[Dataset rows describing interfaces]
= Beginning of Section =

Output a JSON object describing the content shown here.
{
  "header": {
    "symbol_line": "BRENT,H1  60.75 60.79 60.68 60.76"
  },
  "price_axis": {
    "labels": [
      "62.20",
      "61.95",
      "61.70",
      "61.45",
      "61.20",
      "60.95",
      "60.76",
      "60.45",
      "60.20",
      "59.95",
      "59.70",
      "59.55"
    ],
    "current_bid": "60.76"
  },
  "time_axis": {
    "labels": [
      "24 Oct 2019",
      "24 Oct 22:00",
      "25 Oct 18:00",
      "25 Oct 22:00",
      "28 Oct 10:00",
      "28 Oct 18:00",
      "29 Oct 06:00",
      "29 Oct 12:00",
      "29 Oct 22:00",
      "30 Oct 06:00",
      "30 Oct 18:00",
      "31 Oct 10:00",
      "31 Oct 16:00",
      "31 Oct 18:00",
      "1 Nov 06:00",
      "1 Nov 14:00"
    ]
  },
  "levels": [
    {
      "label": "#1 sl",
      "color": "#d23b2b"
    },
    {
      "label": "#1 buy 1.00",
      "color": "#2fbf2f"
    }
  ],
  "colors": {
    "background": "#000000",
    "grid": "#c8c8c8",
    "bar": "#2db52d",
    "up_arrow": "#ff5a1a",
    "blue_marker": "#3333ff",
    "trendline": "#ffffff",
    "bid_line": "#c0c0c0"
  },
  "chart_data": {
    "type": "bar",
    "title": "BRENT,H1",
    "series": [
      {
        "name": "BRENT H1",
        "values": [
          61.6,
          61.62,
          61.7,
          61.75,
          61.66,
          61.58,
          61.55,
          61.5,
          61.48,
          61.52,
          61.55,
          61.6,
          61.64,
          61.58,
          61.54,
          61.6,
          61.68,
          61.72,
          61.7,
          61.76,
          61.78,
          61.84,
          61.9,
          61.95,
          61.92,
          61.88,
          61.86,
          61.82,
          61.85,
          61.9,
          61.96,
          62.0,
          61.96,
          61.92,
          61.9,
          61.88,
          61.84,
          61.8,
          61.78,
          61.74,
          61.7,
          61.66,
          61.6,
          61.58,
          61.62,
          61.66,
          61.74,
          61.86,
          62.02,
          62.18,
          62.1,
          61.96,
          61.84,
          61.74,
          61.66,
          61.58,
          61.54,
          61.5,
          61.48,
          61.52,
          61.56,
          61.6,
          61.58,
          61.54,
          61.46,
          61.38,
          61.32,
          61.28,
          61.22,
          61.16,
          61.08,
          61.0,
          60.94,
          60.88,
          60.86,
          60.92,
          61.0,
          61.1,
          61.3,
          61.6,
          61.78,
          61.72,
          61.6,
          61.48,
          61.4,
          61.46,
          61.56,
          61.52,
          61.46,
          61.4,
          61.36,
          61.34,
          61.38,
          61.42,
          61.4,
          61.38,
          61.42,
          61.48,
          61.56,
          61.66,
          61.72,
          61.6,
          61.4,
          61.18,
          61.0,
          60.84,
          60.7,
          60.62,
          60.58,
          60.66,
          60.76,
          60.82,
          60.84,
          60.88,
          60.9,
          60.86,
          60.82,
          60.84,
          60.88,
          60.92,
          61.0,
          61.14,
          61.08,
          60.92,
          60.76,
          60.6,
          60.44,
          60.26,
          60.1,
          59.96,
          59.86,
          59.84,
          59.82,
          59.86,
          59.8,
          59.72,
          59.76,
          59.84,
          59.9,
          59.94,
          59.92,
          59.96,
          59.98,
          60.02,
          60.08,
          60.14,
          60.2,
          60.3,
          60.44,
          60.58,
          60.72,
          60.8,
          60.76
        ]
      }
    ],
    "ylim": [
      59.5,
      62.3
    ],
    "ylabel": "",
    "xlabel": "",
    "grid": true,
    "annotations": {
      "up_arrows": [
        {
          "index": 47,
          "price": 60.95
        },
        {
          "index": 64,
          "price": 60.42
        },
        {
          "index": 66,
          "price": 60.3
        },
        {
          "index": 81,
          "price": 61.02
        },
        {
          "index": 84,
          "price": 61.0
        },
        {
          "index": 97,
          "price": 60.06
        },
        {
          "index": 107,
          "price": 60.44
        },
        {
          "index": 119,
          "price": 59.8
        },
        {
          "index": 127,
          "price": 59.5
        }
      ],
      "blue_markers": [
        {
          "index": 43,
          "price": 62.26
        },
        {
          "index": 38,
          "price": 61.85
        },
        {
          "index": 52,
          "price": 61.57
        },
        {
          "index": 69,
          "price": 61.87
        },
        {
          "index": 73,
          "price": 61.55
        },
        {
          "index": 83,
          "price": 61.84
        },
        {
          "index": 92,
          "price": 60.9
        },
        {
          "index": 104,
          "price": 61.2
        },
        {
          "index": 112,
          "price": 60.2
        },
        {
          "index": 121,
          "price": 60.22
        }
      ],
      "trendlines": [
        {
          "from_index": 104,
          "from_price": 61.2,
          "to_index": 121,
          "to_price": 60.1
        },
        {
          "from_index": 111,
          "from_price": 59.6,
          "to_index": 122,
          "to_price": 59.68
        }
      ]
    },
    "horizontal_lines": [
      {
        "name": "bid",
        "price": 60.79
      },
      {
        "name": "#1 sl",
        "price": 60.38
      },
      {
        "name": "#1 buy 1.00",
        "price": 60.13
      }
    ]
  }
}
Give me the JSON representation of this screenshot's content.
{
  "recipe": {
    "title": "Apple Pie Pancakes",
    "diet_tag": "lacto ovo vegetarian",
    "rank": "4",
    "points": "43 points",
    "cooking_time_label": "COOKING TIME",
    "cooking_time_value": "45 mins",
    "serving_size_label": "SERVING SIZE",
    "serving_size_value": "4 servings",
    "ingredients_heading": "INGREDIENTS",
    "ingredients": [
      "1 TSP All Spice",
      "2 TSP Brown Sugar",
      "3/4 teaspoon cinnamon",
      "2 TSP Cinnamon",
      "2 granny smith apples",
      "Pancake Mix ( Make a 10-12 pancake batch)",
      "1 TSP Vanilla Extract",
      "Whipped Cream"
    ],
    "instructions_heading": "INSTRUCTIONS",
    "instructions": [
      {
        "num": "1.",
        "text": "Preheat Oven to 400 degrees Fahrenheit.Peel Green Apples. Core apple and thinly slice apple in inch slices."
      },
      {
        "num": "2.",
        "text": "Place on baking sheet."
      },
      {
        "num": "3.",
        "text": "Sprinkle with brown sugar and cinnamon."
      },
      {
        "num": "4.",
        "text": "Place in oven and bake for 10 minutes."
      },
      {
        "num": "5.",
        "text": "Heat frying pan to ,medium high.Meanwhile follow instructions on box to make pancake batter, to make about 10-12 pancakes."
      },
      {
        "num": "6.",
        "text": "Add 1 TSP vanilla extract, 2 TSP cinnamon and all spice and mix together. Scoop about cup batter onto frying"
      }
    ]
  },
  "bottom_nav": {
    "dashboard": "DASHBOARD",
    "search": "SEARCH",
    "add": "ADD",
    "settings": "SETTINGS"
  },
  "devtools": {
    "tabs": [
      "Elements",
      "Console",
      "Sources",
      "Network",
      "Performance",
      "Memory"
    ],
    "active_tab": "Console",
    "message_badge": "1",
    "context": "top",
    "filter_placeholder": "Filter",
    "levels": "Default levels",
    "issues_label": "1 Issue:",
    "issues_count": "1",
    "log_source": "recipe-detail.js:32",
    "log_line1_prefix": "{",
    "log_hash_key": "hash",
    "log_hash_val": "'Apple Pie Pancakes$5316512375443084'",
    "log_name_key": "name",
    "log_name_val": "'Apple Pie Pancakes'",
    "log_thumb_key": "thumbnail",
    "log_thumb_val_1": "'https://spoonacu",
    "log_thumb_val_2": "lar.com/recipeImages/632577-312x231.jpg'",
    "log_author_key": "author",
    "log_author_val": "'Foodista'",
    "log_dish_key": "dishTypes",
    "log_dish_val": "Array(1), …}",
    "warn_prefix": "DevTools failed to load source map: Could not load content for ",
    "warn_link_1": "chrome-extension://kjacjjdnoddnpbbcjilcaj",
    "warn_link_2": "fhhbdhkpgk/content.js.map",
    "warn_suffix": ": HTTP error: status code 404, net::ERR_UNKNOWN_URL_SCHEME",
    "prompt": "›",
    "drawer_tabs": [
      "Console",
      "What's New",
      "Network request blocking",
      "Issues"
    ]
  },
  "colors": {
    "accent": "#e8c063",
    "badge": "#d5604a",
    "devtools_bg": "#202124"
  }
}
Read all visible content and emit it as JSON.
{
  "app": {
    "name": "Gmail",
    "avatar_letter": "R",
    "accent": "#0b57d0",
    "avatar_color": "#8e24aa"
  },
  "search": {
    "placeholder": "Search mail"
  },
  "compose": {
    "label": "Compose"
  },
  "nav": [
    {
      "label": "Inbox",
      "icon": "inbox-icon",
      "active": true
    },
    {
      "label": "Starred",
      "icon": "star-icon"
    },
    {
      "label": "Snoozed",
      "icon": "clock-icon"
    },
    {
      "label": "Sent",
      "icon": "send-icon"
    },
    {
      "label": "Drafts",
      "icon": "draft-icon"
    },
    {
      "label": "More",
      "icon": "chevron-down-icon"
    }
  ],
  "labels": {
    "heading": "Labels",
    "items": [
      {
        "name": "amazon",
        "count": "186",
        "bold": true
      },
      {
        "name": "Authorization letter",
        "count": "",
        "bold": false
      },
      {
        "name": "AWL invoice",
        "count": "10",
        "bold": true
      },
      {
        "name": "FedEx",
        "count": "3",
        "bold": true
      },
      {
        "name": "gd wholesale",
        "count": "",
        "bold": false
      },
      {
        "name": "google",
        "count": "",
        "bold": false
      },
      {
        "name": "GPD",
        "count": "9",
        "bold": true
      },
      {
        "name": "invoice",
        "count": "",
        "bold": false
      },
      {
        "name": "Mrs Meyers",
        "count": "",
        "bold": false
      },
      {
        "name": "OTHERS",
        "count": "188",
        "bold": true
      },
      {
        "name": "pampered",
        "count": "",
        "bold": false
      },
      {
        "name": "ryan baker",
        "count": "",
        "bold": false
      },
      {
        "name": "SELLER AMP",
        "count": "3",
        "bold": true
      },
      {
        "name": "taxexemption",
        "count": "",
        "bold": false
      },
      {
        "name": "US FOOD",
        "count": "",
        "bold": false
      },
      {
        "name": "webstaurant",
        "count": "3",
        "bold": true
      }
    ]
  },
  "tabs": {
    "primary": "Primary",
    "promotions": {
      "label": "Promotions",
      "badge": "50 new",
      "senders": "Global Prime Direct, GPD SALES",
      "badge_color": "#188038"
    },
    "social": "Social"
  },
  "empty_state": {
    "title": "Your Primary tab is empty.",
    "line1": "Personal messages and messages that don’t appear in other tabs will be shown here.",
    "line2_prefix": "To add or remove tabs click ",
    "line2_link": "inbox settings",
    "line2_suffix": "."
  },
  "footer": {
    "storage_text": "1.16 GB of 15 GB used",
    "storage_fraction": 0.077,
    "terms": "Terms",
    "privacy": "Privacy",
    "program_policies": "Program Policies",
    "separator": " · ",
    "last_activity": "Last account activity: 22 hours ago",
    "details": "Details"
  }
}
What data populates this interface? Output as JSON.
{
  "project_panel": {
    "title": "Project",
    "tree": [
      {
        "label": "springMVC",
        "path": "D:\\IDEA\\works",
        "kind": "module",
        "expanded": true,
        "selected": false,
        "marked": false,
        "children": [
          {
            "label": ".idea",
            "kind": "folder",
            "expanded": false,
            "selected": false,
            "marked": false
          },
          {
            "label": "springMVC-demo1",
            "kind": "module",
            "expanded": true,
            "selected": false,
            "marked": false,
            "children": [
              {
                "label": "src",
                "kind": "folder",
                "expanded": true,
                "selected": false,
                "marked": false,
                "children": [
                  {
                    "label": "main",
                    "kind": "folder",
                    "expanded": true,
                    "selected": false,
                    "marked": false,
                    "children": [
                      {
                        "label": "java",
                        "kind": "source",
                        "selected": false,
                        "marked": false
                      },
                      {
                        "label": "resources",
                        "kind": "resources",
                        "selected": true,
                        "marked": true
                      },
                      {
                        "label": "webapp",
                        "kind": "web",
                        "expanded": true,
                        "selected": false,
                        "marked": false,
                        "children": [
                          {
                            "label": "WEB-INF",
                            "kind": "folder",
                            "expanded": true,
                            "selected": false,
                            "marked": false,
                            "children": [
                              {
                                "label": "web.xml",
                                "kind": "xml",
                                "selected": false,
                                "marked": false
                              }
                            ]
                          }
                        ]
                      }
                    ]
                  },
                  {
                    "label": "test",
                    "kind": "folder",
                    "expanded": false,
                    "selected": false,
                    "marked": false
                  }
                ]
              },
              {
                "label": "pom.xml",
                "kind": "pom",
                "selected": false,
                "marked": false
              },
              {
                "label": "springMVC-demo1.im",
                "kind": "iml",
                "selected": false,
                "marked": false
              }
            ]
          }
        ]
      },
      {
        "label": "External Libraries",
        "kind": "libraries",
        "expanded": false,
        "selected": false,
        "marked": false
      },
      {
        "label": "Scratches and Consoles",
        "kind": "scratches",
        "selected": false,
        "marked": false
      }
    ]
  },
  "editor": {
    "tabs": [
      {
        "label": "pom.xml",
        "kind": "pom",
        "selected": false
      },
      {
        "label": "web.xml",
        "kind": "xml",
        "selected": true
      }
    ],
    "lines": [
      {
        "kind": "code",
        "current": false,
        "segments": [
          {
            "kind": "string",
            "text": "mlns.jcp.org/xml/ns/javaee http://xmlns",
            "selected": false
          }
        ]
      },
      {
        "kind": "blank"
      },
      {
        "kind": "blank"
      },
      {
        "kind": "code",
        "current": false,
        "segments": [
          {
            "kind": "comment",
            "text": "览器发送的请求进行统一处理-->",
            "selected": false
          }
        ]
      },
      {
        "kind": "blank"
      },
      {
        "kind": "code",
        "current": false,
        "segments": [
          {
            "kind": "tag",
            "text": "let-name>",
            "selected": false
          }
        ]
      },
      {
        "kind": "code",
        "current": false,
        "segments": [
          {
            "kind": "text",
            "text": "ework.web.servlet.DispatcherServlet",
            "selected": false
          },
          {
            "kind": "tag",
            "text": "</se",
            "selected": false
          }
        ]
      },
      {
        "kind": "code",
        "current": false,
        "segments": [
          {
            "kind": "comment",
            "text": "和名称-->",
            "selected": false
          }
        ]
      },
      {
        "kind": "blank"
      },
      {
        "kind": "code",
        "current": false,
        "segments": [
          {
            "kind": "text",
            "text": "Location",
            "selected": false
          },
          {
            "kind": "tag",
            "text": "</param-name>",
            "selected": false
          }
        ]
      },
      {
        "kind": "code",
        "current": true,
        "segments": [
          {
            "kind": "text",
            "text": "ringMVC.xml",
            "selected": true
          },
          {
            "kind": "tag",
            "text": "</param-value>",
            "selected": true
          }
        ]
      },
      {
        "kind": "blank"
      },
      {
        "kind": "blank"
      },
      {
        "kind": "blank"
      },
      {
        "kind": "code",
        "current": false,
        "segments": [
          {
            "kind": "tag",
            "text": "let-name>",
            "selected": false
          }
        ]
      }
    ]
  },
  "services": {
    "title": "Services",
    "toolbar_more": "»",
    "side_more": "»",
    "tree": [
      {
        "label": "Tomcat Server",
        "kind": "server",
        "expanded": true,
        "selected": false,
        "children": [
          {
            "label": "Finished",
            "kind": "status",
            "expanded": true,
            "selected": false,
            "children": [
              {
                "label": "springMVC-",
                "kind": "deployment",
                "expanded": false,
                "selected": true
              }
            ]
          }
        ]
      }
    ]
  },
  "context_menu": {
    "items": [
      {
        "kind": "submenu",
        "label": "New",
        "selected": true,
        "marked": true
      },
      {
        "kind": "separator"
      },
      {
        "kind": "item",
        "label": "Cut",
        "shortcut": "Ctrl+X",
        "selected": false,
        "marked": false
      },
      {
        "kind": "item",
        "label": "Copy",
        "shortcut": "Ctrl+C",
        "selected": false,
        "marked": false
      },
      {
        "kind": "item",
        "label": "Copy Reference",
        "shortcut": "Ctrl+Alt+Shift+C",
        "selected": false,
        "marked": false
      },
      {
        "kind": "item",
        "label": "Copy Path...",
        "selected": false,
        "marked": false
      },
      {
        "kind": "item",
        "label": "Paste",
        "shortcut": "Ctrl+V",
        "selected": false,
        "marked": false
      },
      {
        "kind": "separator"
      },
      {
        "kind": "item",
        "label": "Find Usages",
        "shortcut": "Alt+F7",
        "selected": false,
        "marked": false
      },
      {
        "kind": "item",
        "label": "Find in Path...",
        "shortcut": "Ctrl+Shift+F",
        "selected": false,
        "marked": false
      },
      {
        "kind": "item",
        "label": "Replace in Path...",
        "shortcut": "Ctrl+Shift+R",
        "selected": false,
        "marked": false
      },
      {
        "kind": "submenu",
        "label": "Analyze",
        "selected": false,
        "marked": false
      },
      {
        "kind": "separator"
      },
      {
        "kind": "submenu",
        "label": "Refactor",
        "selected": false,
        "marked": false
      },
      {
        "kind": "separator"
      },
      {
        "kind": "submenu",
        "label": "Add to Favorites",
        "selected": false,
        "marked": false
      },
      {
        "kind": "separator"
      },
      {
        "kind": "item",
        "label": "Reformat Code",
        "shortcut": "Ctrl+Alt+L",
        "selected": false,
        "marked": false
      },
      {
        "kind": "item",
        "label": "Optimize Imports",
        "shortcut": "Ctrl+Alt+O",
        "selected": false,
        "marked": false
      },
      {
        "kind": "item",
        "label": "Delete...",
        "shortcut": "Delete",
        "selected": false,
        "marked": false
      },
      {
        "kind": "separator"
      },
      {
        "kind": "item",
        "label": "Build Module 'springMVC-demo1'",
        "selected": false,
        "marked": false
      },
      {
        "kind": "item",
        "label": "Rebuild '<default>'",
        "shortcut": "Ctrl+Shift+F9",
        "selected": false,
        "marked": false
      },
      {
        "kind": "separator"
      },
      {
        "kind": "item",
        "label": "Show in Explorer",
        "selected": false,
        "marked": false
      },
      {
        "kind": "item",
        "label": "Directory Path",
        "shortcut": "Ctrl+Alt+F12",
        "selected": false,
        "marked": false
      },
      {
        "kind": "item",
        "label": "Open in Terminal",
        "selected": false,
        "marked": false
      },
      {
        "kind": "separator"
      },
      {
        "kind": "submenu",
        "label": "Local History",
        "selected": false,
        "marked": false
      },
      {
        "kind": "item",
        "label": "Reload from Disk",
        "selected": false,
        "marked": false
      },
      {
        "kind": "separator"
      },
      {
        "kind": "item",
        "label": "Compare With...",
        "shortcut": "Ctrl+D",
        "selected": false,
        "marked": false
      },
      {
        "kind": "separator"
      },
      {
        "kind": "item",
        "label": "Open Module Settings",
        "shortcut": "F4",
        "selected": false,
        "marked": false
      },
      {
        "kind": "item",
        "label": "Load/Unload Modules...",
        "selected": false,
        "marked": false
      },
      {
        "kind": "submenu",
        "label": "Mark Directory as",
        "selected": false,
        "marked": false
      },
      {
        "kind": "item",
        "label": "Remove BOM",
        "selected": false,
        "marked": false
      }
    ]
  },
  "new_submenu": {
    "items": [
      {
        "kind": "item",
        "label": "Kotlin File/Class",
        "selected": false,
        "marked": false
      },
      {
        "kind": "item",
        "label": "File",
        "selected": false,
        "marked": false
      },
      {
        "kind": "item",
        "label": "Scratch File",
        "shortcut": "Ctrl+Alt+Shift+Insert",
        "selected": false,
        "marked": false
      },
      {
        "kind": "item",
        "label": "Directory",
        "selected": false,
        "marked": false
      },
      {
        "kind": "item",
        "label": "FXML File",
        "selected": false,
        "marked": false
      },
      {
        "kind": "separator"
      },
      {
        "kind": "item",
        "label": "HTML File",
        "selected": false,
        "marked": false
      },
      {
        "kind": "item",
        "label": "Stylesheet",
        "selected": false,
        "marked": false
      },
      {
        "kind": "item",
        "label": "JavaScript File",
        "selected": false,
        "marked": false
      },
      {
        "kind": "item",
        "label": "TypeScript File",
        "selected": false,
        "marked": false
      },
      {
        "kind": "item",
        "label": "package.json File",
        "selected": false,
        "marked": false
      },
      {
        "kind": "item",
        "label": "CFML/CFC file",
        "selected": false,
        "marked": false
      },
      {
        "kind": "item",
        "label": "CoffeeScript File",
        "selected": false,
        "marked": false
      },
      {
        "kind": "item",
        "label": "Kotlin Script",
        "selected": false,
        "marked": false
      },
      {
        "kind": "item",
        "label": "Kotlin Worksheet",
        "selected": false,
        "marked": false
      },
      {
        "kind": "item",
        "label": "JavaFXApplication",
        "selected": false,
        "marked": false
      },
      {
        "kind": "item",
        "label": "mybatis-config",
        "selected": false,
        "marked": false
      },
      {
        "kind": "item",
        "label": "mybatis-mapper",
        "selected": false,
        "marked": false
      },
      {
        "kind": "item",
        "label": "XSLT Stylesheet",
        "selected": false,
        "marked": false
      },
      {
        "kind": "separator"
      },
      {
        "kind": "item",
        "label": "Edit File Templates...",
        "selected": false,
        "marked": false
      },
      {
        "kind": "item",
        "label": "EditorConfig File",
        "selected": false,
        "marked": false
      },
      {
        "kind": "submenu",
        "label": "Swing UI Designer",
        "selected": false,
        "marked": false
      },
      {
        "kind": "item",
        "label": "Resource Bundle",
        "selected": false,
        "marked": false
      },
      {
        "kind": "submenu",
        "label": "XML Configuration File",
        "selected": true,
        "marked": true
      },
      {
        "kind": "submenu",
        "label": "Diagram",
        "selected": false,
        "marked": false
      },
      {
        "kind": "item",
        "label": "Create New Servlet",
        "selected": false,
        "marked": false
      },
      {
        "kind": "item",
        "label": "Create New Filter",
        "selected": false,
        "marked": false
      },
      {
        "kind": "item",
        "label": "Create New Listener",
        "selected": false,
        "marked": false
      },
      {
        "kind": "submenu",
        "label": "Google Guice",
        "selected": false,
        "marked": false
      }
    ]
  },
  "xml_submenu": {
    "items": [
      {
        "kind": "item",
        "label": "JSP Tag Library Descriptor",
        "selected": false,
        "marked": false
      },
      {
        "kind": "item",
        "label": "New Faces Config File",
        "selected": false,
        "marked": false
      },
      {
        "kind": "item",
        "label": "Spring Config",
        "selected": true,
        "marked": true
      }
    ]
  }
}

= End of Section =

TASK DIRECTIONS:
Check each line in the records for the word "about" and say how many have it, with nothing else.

TASK RESULT:
2